(What you have to do):
Search the records below for the word "monash", then return every line where it appears.

*** Opening of Data to process ***

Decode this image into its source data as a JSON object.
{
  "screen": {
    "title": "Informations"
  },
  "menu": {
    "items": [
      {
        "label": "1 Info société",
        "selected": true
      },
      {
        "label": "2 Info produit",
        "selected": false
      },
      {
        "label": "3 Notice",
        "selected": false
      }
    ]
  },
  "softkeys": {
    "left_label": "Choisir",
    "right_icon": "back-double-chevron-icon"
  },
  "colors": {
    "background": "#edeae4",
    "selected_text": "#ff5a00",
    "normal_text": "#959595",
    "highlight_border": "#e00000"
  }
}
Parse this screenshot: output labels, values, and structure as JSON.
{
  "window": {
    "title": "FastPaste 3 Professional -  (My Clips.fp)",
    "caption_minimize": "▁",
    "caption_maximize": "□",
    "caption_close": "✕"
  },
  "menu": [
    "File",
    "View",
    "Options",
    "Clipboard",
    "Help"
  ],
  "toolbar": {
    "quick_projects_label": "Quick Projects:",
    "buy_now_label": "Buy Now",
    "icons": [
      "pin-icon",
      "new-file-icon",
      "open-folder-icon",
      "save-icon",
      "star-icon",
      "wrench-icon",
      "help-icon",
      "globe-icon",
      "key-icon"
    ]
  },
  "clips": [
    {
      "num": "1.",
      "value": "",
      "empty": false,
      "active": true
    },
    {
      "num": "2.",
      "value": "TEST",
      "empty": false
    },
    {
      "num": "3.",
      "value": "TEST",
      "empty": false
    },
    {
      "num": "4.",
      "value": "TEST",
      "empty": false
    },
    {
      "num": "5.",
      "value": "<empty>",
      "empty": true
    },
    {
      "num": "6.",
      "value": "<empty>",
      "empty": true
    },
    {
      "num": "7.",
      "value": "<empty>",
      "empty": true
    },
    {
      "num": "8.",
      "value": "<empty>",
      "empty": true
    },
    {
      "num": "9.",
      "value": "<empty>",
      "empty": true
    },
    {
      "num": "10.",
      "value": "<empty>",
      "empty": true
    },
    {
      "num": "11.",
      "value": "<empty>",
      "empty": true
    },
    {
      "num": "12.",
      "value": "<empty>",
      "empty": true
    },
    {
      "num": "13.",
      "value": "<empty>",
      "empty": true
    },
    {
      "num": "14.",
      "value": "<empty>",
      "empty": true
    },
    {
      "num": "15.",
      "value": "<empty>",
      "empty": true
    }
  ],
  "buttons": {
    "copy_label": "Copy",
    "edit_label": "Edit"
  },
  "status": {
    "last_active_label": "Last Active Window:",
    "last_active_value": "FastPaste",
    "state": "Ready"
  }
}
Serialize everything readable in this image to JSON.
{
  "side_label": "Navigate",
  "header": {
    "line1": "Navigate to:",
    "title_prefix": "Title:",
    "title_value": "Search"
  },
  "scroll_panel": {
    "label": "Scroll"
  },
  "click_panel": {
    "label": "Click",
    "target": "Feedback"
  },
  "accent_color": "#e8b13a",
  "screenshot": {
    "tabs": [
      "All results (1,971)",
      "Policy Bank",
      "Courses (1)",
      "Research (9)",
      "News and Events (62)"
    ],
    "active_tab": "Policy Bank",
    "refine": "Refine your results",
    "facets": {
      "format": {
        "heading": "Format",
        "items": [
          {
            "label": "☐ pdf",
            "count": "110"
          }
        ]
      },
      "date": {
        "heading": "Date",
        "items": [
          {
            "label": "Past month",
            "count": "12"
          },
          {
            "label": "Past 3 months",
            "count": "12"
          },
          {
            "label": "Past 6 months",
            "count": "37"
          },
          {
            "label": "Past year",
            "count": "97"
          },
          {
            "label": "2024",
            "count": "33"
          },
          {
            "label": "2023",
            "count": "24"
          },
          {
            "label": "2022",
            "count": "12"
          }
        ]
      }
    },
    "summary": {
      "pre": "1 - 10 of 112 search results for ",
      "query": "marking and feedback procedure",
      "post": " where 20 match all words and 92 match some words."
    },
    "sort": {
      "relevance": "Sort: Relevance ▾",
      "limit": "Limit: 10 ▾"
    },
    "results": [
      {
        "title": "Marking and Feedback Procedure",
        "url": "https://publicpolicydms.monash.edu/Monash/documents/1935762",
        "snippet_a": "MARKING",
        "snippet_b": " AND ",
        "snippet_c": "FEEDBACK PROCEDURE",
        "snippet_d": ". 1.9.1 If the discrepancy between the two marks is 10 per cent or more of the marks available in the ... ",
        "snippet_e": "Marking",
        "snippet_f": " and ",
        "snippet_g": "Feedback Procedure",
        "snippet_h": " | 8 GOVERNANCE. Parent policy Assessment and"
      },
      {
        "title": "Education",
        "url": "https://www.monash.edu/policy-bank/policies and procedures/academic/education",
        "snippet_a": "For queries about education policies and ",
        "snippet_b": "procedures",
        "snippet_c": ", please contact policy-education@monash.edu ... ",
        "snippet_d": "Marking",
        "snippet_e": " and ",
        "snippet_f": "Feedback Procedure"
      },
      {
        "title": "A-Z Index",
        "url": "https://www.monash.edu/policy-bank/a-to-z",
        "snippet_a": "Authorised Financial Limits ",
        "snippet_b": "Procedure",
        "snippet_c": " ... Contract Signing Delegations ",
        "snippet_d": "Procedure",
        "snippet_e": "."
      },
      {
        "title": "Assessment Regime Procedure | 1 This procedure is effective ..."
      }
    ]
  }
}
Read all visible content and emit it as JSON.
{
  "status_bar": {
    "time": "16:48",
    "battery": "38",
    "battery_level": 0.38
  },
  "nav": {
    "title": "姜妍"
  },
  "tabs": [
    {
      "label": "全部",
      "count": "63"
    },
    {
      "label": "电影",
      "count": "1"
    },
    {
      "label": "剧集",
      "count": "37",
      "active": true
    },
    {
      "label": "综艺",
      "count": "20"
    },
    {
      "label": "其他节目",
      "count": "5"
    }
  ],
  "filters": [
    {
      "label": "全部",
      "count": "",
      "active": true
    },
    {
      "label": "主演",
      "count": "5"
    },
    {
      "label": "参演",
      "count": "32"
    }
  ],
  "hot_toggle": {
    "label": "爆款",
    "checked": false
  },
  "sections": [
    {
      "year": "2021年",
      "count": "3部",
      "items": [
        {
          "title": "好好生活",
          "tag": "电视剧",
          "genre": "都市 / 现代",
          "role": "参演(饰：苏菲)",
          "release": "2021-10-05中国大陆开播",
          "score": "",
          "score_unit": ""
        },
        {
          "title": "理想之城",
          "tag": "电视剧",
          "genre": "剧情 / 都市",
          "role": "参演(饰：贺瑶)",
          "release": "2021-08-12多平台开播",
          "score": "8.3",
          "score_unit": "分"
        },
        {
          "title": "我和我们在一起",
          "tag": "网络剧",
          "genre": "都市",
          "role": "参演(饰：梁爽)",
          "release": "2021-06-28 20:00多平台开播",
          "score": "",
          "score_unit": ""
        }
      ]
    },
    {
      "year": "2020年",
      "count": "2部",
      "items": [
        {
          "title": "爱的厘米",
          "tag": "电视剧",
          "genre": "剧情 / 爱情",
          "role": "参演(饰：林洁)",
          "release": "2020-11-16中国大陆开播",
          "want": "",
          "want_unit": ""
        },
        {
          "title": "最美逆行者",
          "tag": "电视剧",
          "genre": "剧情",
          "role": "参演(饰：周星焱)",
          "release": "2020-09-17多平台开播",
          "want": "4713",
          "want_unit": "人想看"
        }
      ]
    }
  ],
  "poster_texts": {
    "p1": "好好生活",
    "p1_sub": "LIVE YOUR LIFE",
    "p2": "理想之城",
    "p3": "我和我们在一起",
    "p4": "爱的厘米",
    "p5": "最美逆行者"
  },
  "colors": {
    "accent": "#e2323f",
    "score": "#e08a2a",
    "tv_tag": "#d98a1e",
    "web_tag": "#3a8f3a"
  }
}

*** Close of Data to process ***

(Finished task):
        "url": "https://publicpolicydms.monash.edu/Monash/documents/1935762",
        "url": "https://www.monash.edu/policy-bank/policies and procedures/academic/education",
        "snippet_c": ", please contact policy-education@monash.edu ... ",
        "url": "https://www.monash.edu/policy-bank/a-to-z",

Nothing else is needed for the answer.